The abduction of women and workplace gender equality are among hot-button women's issues discussed during the Fifth Session of the 13th National People's Congress.
Jiang Shengnan, a NPC deputy, a screenwriter and researcher at Wenzhou University, suggested heavier penalties for both the "buyer" and "seller" of abducted women as punishing buyers alone is an insufficient deterrent.
As for women who have been "bought" and then married, Jiang said marital relations should be dissolved automatically and any offspring should no longer be responsible for supporting the father.
According to China's criminal law, the "buyer" faces up to three years' imprisonment, which is relatively light in Jiang's opinion.
She also thinks that after being rescued, abducted women, should reside far away from where they were sold.
Another NPC deputy Pan Yue, professor at Xiamen University's School of Economics, also made suggestions on this issue.
She called for legal provisions to ensure that government officials, village cadres or medical staff alert the police as soon as they learn of such cases and be held legally responsible for failure to do so.
"As most trafficked women are victims of violence and threats, they are not in a position to save themselves," Pan told People's Daily in an interview.

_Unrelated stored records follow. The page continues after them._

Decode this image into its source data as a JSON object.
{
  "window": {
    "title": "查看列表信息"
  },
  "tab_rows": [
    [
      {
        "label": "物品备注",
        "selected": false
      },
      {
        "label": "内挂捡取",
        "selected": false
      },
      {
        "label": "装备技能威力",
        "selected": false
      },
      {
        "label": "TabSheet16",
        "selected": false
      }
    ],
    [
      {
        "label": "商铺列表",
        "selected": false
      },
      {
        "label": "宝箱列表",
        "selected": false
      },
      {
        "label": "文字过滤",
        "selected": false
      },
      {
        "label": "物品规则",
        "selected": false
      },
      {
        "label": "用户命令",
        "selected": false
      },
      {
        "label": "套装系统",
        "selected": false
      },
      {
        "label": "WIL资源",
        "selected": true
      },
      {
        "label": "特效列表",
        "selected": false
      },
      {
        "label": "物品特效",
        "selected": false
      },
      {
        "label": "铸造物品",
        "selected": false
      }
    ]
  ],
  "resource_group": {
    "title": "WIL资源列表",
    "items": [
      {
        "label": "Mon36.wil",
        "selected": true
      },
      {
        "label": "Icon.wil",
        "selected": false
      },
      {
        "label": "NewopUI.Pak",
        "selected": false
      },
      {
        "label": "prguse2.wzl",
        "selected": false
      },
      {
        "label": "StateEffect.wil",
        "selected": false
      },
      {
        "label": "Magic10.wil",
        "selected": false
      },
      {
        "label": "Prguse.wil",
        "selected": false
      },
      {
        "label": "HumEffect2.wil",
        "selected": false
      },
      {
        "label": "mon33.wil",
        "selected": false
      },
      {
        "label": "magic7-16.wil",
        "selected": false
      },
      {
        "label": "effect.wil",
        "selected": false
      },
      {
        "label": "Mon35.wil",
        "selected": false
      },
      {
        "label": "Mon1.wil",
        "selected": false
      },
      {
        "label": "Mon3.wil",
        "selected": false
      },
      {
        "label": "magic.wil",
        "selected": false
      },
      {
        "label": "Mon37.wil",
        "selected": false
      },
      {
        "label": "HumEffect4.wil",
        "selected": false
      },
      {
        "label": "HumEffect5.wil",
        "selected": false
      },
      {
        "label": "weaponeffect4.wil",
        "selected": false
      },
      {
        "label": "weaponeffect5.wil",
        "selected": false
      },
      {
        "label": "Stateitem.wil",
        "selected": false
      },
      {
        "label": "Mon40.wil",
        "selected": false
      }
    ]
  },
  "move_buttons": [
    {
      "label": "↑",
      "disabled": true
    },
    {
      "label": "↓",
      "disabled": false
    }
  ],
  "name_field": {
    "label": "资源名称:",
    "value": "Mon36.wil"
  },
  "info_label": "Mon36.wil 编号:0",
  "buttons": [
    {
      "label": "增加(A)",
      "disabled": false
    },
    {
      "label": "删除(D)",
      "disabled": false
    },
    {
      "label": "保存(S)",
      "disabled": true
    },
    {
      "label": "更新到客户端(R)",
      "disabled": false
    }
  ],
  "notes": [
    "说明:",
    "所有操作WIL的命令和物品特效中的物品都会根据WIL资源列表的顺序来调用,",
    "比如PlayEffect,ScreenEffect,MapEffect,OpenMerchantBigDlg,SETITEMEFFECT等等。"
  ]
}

China's Supreme People's Court, in its work report submitted to the ongoing session of the NPC for deliberation on Tuesday, pledged severe punishment for crimes related to women and children.
According to the report, people who buy abducted women or children, refuse to rescue victims or prevent others from doing so will be severely punished, possibly even given death sentences.
Another proposal made by Jiang "requiring men to take parental leave for 30 to 42 days" has triggered heated discussions on Weibo.
Although she acknowledges that relevant support measures of the three-child policy extend both maternity and paternity leave, which are 158 days and 15 days in major domestic cities, respectively.
The current measures primarily focus on giving women more time off, which can adversely affect their employment.
Based on the 42-day postnatal period for women, Jiang's suggestion aims to increase men's engagement in raising children and spending more time with their families.